An Experiment in ,Zivilisationskritik': Carl Dallago and Hermann Broch's Vision of Nature in Die Verzauberung
Hermann Broch und Der Brenner
In the shadow of the Alpine mountain Kuppron, a country doctor decides to record the events in the two villages of Ober- and Uterkuppron (Upper and Lower Kuppron) of the previous year in an attempt "des Wissens und des Vergessens habhaft [zu] werden" (KW3,9). The result is Hermann Broch's third novel, originally a fragment and posthumously published as Die Verzauberung. Framed by the doctor's general reflections on the processes of memory and nature in a foreword and afterword, the novel recounts the doctor's experiences chronologically.
His story begins with the arrival of the drifter Marius Ratti to the lower village of Unterkuppron and Ratti's rapid influence on the Miland farming family who gives him shelter. Apart from a brief excurse into his own past as he relays it in the novella known as Barbara, the doctor describes the rapid spread of Ratti's anti-Zivilisation ideology through the villages, the arrival of his henchman Wenzel, and ultimately, the sacrifice of Irmgard Miland at the hands of the village butcher Sabest.
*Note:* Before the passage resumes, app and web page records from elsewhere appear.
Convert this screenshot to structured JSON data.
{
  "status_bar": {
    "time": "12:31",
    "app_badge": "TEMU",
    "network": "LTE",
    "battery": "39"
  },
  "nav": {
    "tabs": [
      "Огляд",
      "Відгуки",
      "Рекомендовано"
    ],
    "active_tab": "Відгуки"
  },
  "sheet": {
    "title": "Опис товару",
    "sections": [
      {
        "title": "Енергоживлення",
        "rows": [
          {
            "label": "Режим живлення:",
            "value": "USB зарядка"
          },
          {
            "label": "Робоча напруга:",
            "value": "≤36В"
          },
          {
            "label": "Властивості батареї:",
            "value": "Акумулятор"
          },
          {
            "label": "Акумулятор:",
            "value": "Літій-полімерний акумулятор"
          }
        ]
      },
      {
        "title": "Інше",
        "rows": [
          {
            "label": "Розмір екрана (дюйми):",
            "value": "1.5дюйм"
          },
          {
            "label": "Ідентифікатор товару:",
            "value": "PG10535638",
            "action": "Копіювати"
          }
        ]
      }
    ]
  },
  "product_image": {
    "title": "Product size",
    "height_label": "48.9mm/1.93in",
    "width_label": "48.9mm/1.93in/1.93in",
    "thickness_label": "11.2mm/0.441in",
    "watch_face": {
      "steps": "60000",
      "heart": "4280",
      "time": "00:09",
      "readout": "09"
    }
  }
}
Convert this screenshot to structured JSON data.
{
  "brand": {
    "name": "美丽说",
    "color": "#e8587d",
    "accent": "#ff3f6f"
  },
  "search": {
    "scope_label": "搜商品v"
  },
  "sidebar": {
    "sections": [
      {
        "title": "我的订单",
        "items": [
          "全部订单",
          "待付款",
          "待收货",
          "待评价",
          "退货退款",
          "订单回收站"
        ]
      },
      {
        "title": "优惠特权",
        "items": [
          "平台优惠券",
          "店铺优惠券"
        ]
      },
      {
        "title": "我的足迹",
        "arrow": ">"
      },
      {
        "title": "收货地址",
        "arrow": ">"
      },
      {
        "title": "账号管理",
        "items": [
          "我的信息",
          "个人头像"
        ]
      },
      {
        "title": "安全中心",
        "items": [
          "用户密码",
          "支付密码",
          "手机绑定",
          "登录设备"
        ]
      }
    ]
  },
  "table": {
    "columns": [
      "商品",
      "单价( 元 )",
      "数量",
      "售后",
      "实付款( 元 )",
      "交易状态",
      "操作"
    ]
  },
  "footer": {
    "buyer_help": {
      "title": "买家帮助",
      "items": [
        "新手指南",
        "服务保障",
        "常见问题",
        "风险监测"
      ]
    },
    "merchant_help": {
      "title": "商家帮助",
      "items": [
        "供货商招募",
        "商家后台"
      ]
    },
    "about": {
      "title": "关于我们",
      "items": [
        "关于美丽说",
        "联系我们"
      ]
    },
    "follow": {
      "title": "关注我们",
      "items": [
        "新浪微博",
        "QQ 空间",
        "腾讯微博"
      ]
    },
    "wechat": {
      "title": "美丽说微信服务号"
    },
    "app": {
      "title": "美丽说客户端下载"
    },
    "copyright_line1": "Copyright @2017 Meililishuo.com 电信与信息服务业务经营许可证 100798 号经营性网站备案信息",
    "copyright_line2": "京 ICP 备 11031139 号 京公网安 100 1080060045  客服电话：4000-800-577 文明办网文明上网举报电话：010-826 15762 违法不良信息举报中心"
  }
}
McGaughey, Sarah. "An Experiment in ,Zivilisationskritik': Carl Dallago and Hermann Broch's Vision of Nature in Die Verzauberung." In Hermann Broch und "Der Brenner", edited by Paul Michael Lützeler and Markus Ender, 115-129.